Prepare Now For The Second Revolution
The writing of a new Bill of Rights provides the chance to bring a second revolution in citizen’s rights, argue Water Affairs Minister Kader Asmal and academic Ronald Roberts
THE first rights revolution in South Africa has ended the political powerlessness of the majority of citizens. The second must overcome the continuing reality of economic disenfranchisement.
The embattled United States civil rights movement provides a cautionary tale: tragedy follows if we fail to pursue economic rights after winning political rights.
There remains a risk that, long after its civil and political carcass has been laid to rest, apartheid’s dead hand may still throttle the country. Our courts have an important role to play in ensuring that this does not happen.
It is widely acknowledged that the new government faces a daunting task in balancing the legitimate aspirations of the South African majority against the demands of a privileged minority.
This debate does not occur in a legal vacuum: South Africa’s new constitution, in tandem with international law and human rights norms, sets the ground rules. The final constitution should go further than the interim document does in placing certain fundamental human rights beyond the reach of expediency.
Equality in health and nutrition, equal access to water and to a livelihood that satisfies the basic requirements of subsistence, equal rights to a home and to a place in school—these basic needs, no less than the right to vote, may now legitimately be placed before South African courts.

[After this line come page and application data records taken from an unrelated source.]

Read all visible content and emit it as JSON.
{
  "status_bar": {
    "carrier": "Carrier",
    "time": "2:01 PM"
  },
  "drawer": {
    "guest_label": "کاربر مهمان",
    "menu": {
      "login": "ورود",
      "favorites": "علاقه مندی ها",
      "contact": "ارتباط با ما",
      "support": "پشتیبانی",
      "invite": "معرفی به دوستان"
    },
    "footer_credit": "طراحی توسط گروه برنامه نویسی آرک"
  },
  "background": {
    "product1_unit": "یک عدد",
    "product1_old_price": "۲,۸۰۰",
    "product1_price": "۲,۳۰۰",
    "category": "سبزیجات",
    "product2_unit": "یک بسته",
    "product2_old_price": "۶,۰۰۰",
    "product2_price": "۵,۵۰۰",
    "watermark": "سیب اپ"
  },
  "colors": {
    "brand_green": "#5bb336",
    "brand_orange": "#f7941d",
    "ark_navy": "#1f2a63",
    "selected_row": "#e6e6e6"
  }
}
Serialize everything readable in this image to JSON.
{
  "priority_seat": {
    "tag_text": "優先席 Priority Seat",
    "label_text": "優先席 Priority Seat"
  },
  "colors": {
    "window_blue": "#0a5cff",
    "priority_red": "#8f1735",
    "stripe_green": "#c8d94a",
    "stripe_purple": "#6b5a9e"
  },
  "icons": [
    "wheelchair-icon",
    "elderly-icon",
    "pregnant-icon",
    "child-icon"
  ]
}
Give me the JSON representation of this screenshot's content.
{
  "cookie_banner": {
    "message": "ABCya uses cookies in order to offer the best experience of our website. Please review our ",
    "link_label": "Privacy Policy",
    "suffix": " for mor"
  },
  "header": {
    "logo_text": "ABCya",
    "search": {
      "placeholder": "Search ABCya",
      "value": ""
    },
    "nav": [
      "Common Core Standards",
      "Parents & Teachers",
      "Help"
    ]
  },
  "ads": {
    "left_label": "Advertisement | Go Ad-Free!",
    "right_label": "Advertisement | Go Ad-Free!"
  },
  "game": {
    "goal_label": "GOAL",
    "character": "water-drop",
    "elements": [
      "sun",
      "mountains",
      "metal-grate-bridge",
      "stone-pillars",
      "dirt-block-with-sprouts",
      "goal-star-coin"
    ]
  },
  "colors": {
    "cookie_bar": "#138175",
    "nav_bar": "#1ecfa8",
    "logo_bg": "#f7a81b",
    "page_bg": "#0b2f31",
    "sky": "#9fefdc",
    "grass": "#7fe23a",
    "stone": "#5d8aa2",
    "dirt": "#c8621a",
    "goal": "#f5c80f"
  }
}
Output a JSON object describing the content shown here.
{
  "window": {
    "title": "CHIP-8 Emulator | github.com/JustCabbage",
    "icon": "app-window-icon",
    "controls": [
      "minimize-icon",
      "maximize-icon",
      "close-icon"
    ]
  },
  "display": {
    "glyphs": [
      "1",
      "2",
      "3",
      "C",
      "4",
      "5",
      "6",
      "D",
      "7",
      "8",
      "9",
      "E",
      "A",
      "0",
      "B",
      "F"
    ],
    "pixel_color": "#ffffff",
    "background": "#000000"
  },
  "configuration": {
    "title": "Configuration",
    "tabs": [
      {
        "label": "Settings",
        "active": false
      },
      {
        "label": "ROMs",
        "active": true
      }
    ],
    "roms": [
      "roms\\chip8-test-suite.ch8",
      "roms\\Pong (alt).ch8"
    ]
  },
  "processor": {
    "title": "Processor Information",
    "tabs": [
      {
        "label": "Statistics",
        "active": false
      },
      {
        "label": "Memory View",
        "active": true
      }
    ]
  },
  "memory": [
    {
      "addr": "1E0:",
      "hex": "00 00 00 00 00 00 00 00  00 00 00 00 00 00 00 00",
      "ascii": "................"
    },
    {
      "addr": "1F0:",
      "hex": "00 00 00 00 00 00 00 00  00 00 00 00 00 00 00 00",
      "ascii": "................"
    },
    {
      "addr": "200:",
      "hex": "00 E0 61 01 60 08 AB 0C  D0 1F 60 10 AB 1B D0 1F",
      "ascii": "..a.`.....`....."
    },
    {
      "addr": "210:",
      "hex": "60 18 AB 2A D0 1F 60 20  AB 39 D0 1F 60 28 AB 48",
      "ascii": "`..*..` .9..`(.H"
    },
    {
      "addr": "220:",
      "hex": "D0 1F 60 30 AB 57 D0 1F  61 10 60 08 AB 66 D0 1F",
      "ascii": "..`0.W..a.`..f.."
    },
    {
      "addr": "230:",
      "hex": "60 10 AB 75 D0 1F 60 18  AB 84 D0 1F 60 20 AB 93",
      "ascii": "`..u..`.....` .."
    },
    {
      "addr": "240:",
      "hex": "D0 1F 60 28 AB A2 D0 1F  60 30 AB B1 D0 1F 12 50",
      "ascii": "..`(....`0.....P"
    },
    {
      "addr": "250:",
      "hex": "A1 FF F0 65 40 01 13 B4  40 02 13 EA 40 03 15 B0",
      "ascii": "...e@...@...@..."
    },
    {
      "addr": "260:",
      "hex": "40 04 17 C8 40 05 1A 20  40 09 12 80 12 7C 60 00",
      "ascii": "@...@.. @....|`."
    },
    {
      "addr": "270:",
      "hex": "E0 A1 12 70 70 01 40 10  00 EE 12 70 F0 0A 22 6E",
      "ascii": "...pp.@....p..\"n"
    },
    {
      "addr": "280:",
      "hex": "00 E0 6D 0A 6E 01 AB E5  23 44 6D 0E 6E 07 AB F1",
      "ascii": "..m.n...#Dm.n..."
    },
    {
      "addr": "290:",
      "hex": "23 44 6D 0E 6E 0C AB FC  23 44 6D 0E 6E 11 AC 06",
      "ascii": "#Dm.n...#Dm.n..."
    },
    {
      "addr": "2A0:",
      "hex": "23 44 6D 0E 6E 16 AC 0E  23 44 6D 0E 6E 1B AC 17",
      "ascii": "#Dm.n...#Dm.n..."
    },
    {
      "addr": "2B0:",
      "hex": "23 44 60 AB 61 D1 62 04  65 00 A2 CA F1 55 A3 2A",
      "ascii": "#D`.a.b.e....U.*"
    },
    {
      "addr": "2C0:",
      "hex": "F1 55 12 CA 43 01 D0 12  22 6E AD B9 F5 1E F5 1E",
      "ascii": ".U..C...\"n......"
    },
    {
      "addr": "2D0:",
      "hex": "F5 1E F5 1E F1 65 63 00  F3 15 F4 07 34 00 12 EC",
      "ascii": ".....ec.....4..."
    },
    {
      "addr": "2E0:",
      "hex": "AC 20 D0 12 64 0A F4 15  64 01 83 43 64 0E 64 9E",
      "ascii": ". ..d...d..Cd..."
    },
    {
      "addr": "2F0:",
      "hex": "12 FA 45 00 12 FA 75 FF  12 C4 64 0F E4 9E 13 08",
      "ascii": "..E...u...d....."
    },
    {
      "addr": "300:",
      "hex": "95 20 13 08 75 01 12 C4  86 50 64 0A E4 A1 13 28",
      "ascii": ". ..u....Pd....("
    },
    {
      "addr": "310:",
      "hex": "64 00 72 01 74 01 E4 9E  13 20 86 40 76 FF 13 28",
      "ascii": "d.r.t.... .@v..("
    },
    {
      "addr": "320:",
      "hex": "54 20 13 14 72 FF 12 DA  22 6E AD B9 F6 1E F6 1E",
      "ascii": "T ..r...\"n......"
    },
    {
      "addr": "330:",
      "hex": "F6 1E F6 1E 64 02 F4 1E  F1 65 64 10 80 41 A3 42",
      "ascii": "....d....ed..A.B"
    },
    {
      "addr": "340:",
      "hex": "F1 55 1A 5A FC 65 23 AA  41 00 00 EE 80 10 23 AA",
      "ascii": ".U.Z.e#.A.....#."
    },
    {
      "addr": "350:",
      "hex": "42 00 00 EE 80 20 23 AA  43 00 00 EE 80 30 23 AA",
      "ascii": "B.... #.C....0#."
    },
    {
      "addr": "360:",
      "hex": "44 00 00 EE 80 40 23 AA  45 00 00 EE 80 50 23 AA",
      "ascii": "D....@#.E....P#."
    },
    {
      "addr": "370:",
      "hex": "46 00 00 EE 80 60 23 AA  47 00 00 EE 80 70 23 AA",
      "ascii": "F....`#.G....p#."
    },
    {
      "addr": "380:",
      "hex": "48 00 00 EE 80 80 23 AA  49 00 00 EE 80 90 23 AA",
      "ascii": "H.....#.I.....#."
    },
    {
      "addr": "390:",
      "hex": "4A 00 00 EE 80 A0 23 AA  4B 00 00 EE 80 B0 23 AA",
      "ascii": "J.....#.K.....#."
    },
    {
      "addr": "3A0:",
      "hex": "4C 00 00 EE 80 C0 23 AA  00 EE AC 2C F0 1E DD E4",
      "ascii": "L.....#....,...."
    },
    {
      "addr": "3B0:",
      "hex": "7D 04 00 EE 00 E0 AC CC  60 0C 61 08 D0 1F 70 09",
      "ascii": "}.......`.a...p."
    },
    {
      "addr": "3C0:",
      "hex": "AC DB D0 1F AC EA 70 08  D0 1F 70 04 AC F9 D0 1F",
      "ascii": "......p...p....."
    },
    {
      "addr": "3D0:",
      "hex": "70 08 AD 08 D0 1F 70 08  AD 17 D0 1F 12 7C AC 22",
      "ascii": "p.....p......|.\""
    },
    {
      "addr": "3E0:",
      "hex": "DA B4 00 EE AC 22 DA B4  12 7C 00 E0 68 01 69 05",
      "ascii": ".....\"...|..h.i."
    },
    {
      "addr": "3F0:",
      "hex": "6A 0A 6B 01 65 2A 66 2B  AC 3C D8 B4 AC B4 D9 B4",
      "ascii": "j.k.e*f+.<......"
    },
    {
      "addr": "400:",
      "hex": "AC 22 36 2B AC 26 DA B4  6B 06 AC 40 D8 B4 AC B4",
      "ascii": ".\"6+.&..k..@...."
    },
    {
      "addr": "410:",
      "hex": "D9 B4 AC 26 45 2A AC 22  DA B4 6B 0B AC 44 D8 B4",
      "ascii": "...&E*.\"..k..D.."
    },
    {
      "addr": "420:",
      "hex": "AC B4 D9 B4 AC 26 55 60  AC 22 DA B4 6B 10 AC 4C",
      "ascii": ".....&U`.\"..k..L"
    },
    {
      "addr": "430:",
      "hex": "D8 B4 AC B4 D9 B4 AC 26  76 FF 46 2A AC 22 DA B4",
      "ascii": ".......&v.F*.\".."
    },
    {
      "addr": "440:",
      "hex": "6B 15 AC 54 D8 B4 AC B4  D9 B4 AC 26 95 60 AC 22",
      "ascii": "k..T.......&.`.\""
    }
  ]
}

These rights are protected by international human rights norms; international human rights norms are expressly incorporated into the interpretation of the interim South African constitution. The goal of meeting basic human needs should therefore have a clear constitutional status in South Africa now.
Unequal access to, and indirect discrimination in the provision of, basic goods should now be viewed not only as a cause for eloquent political handwringing, but also as a matter for constitutional litigation.
The equality clause of the interim constitution outlaws “indirect” discrimination and thus arguably provides sufficient room for a humane and proactive Constitutional Court to review the racially skewed provision of basic necessities in many areas of South African life.
Alternatively, like the Indian Supreme Court, South Africa’s tribunal might interpret the interim document’s “right to life” and human dignity in a way that recognises social and economic rights.
Yet these vital social and economic rights should not be left to the vagaries of imaginative legal interpretation. The final document should more explicitly entrench these basic rights, lest they slip from view as powerful interests clamour for a selectively strict monetary policy, for privatisation, and for the disembowelling of the reconstruction and development programme’s projected investments in human capital. The Interim Constitution recognises children’s rights to nutrition, a massive concession by Kempton Park negotiators to second generation rights. The principle has therefore been conceded. It must now apply to all citizens.
Every significant fundamental rights instrument since the 1948 Universal Declaration of Human Rights speaks of the indivisibility of two sets of rights: civil and political rights on the one hand, economic and social rights on the other. Yet some legal theorists continue to treat economic and social rights as a second-class category of rights.
The materially secure women and men who populate the legal profession often appear to think that economic and social rights belong to the category of charity and consensus, rather than that of enforceable legal rights.
For instance, the US constitution provides a fundamental right to bear arms to protect one’s self and home, but no enforceable right to a home itself. By contrast South Africa’s interim document, potentially the most humane constitution in the world, offers a chance to reverse this kind of anomaly.
Job security, a reliable and unpolluted supply of water, an environment that is cleaned up at the expense of those who profit through dirtying it—these are not just nice things, they are fundamental rights and should be constitutional ones.
This idea of constitutional rights challenges an unattractive and bureaucratic vision, now being promoted in South Africa, of what the new constitution and the new Constitutional Court, should be. In this bureaucratic picture, the lawyers of the future must essentially resemble the lawyers of our past. The legal rights of the future must look like the familiar legal rights of the past—the only new thing is that now more people (black ones) are to have formal access to these old kinds of rights.
However, constitutional rights are not simply about what people can do to each other, or about what the state can do to its citizens. Constitutions also regulate what the state must do for its citizens.
Our new court must tell us what it would be illegal for our new state to overlook, must tell us to whose aid the new state must speed. The new court must outlaw unconscionable governmental omissions. Our new constitutional jurisprudence must deny that political freedom can exist within economic misery, must insist that the right to speech is effectively muted without a right to education.
South Africa has the chance to avoid the mistakes of the world’s older and flawed constitutions. Our new court must safeguard positive liberties.
The constitution enshrines the right to equality. In the many areas where the facts about our country reveal continuing race-related disparities, there are constitutional cases waiting to happen. Our lawyers—more so our judges—must not allow themselves to be corralled into being political, emotional, and moral eunuchs. That would castrate our new constitution.
Professor Kader Asmal is Minister of Water Affairs and Forestry and honorary professor of human rights at the University of the Western Cape. Ronald Roberts is staff attorney, Centre for Economic and Social Rights, New York